◆ TASK TO CARRY OUT: Write the data below out again, unchanged.

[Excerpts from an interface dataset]
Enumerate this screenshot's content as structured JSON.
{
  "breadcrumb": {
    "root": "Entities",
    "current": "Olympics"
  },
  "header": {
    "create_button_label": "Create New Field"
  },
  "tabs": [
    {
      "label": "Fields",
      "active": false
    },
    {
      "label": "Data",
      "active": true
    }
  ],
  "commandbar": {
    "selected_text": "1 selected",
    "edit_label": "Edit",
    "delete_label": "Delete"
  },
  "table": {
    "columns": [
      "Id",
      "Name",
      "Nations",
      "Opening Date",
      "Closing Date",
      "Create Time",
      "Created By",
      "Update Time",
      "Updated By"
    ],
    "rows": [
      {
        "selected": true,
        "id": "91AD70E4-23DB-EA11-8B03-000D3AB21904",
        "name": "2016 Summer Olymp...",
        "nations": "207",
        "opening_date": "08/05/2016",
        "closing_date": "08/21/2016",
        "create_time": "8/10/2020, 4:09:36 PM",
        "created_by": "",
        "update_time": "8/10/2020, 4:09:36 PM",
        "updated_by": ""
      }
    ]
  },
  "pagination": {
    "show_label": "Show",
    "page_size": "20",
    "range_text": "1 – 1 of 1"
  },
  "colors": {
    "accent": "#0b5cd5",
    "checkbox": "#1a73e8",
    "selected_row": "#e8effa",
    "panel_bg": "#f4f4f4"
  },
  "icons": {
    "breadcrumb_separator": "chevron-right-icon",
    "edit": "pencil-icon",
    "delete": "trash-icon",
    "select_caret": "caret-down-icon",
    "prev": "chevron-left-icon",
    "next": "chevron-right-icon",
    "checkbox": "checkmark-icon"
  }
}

◆ THE ANSWER:
Enumerate this screenshot's content as structured JSON.
{
  "breadcrumb": {
    "root": "Entities",
    "current": "Olympics"
  },
  "header": {
    "create_button_label": "Create New Field"
  },
  "tabs": [
    {
      "label": "Fields",
      "active": false
    },
    {
      "label": "Data",
      "active": true
    }
  ],
  "commandbar": {
    "selected_text": "1 selected",
    "edit_label": "Edit",
    "delete_label": "Delete"
  },
  "table": {
    "columns": [
      "Id",
      "Name",
      "Nations",
      "Opening Date",
      "Closing Date",
      "Create Time",
      "Created By",
      "Update Time",
      "Updated By"
    ],
    "rows": [
      {
        "selected": true,
        "id": "91AD70E4-23DB-EA11-8B03-000D3AB21904",
        "name": "2016 Summer Olymp...",
        "nations": "207",
        "opening_date": "08/05/2016",
        "closing_date": "08/21/2016",
        "create_time": "8/10/2020, 4:09:36 PM",
        "created_by": "",
        "update_time": "8/10/2020, 4:09:36 PM",
        "updated_by": ""
      }
    ]
  },
  "pagination": {
    "show_label": "Show",
    "page_size": "20",
    "range_text": "1 – 1 of 1"
  },
  "colors": {
    "accent": "#0b5cd5",
    "checkbox": "#1a73e8",
    "selected_row": "#e8effa",
    "panel_bg": "#f4f4f4"
  },
  "icons": {
    "breadcrumb_separator": "chevron-right-icon",
    "edit": "pencil-icon",
    "delete": "trash-icon",
    "select_caret": "caret-down-icon",
    "prev": "chevron-left-icon",
    "next": "chevron-right-icon",
    "checkbox": "checkmark-icon"
  }
}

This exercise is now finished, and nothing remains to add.